→ **Directions for this task**: Please write every entry out again, exactly as it reads below.

── Records to use ──

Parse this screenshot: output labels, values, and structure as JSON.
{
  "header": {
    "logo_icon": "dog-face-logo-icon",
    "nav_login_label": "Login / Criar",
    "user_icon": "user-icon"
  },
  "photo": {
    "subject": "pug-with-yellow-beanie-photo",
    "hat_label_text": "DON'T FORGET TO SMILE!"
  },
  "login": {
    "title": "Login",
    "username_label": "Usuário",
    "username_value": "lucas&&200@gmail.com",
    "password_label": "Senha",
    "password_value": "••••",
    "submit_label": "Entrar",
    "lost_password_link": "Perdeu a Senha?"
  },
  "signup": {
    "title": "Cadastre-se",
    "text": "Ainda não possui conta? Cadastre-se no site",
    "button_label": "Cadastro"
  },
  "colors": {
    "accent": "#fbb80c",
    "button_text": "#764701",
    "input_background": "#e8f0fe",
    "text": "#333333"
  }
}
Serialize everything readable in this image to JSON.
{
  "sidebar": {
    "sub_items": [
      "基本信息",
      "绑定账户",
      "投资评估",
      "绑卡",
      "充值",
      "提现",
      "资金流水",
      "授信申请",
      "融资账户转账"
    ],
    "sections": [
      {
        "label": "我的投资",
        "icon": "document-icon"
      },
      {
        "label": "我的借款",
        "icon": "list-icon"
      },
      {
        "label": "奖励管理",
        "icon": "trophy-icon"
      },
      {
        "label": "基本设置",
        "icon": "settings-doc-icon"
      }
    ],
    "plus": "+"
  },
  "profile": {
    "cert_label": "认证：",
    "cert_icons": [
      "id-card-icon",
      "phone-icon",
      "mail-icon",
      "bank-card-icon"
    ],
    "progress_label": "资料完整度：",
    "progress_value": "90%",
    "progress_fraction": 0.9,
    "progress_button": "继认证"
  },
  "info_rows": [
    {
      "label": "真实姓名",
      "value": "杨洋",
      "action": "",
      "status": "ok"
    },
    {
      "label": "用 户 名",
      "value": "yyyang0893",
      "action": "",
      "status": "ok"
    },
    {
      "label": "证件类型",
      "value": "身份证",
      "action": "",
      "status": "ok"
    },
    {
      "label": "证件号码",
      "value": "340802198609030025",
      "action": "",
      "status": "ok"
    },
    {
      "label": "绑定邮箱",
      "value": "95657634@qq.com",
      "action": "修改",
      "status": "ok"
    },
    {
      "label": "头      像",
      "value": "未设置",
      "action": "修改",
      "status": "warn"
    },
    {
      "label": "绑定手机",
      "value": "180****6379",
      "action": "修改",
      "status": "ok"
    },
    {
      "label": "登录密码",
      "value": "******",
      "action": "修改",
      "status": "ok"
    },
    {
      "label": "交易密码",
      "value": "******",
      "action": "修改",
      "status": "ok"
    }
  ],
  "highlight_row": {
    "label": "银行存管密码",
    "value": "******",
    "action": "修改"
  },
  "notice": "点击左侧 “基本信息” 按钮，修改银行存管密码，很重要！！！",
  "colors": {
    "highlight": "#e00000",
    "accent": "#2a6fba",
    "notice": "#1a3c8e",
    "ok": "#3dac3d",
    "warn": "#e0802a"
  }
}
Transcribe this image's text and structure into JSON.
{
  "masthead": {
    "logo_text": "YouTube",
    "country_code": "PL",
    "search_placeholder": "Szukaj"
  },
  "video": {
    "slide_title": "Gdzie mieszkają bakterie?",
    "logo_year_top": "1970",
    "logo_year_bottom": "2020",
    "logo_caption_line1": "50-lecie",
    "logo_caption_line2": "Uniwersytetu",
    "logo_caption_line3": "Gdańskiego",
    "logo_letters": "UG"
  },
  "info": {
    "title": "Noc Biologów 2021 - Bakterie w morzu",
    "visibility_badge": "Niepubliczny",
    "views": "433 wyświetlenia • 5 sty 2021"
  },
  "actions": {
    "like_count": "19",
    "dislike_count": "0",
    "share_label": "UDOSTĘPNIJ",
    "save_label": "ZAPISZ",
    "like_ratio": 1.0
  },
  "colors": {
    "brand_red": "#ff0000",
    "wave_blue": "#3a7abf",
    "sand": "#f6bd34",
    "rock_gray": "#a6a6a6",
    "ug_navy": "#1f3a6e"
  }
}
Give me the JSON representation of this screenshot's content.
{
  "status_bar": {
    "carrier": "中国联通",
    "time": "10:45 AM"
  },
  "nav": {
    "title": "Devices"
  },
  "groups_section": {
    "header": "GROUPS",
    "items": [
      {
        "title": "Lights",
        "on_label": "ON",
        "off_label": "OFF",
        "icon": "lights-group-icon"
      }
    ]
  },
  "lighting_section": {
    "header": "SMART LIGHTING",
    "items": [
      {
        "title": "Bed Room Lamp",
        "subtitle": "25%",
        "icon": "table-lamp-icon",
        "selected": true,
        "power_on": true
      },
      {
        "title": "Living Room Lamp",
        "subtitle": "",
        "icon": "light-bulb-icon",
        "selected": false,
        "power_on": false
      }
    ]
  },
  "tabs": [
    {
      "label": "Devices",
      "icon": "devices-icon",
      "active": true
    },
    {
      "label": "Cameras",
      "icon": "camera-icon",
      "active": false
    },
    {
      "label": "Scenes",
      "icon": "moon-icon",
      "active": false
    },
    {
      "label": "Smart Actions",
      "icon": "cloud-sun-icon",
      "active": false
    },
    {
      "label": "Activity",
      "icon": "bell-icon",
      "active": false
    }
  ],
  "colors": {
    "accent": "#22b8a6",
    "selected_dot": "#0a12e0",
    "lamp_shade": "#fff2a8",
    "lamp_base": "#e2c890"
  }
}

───

→ **Solution**:
Parse this screenshot: output labels, values, and structure as JSON.
{
  "header": {
    "logo_icon": "dog-face-logo-icon",
    "nav_login_label": "Login / Criar",
    "user_icon": "user-icon"
  },
  "photo": {
    "subject": "pug-with-yellow-beanie-photo",
    "hat_label_text": "DON'T FORGET TO SMILE!"
  },
  "login": {
    "title": "Login",
    "username_label": "Usuário",
    "username_value": "lucas&&200@gmail.com",
    "password_label": "Senha",
    "password_value": "••••",
    "submit_label": "Entrar",
    "lost_password_link": "Perdeu a Senha?"
  },
  "signup": {
    "title": "Cadastre-se",
    "text": "Ainda não possui conta? Cadastre-se no site",
    "button_label": "Cadastro"
  },
  "colors": {
    "accent": "#fbb80c",
    "button_text": "#764701",
    "input_background": "#e8f0fe",
    "text": "#333333"
  }
}
Serialize everything readable in this image to JSON.
{
  "sidebar": {
    "sub_items": [
      "基本信息",
      "绑定账户",
      "投资评估",
      "绑卡",
      "充值",
      "提现",
      "资金流水",
      "授信申请",
      "融资账户转账"
    ],
    "sections": [
      {
        "label": "我的投资",
        "icon": "document-icon"
      },
      {
        "label": "我的借款",
        "icon": "list-icon"
      },
      {
        "label": "奖励管理",
        "icon": "trophy-icon"
      },
      {
        "label": "基本设置",
        "icon": "settings-doc-icon"
      }
    ],
    "plus": "+"
  },
  "profile": {
    "cert_label": "认证：",
    "cert_icons": [
      "id-card-icon",
      "phone-icon",
      "mail-icon",
      "bank-card-icon"
    ],
    "progress_label": "资料完整度：",
    "progress_value": "90%",
    "progress_fraction": 0.9,
    "progress_button": "继认证"
  },
  "info_rows": [
    {
      "label": "真实姓名",
      "value": "杨洋",
      "action": "",
      "status": "ok"
    },
    {
      "label": "用 户 名",
      "value": "yyyang0893",
      "action": "",
      "status": "ok"
    },
    {
      "label": "证件类型",
      "value": "身份证",
      "action": "",
      "status": "ok"
    },
    {
      "label": "证件号码",
      "value": "340802198609030025",
      "action": "",
      "status": "ok"
    },
    {
      "label": "绑定邮箱",
      "value": "95657634@qq.com",
      "action": "修改",
      "status": "ok"
    },
    {
      "label": "头      像",
      "value": "未设置",
      "action": "修改",
      "status": "warn"
    },
    {
      "label": "绑定手机",
      "value": "180****6379",
      "action": "修改",
      "status": "ok"
    },
    {
      "label": "登录密码",
      "value": "******",
      "action": "修改",
      "status": "ok"
    },
    {
      "label": "交易密码",
      "value": "******",
      "action": "修改",
      "status": "ok"
    }
  ],
  "highlight_row": {
    "label": "银行存管密码",
    "value": "******",
    "action": "修改"
  },
  "notice": "点击左侧 “基本信息” 按钮，修改银行存管密码，很重要！！！",
  "colors": {
    "highlight": "#e00000",
    "accent": "#2a6fba",
    "notice": "#1a3c8e",
    "ok": "#3dac3d",
    "warn": "#e0802a"
  }
}
Transcribe this image's text and structure into JSON.
{
  "masthead": {
    "logo_text": "YouTube",
    "country_code": "PL",
    "search_placeholder": "Szukaj"
  },
  "video": {
    "slide_title": "Gdzie mieszkają bakterie?",
    "logo_year_top": "1970",
    "logo_year_bottom": "2020",
    "logo_caption_line1": "50-lecie",
    "logo_caption_line2": "Uniwersytetu",
    "logo_caption_line3": "Gdańskiego",
    "logo_letters": "UG"
  },
  "info": {
    "title": "Noc Biologów 2021 - Bakterie w morzu",
    "visibility_badge": "Niepubliczny",
    "views": "433 wyświetlenia • 5 sty 2021"
  },
  "actions": {
    "like_count": "19",
    "dislike_count": "0",
    "share_label": "UDOSTĘPNIJ",
    "save_label": "ZAPISZ",
    "like_ratio": 1.0
  },
  "colors": {
    "brand_red": "#ff0000",
    "wave_blue": "#3a7abf",
    "sand": "#f6bd34",
    "rock_gray": "#a6a6a6",
    "ug_navy": "#1f3a6e"
  }
}
Give me the JSON representation of this screenshot's content.
{
  "status_bar": {
    "carrier": "中国联通",
    "time": "10:45 AM"
  },
  "nav": {
    "title": "Devices"
  },
  "groups_section": {
    "header": "GROUPS",
    "items": [
      {
        "title": "Lights",
        "on_label": "ON",
        "off_label": "OFF",
        "icon": "lights-group-icon"
      }
    ]
  },
  "lighting_section": {
    "header": "SMART LIGHTING",
    "items": [
      {
        "title": "Bed Room Lamp",
        "subtitle": "25%",
        "icon": "table-lamp-icon",
        "selected": true,
        "power_on": true
      },
      {
        "title": "Living Room Lamp",
        "subtitle": "",
        "icon": "light-bulb-icon",
        "selected": false,
        "power_on": false
      }
    ]
  },
  "tabs": [
    {
      "label": "Devices",
      "icon": "devices-icon",
      "active": true
    },
    {
      "label": "Cameras",
      "icon": "camera-icon",
      "active": false
    },
    {
      "label": "Scenes",
      "icon": "moon-icon",
      "active": false
    },
    {
      "label": "Smart Actions",
      "icon": "cloud-sun-icon",
      "active": false
    },
    {
      "label": "Activity",
      "icon": "bell-icon",
      "active": false
    }
  ],
  "colors": {
    "accent": "#22b8a6",
    "selected_dot": "#0a12e0",
    "lamp_shade": "#fff2a8",
    "lamp_base": "#e2c890"
  }
}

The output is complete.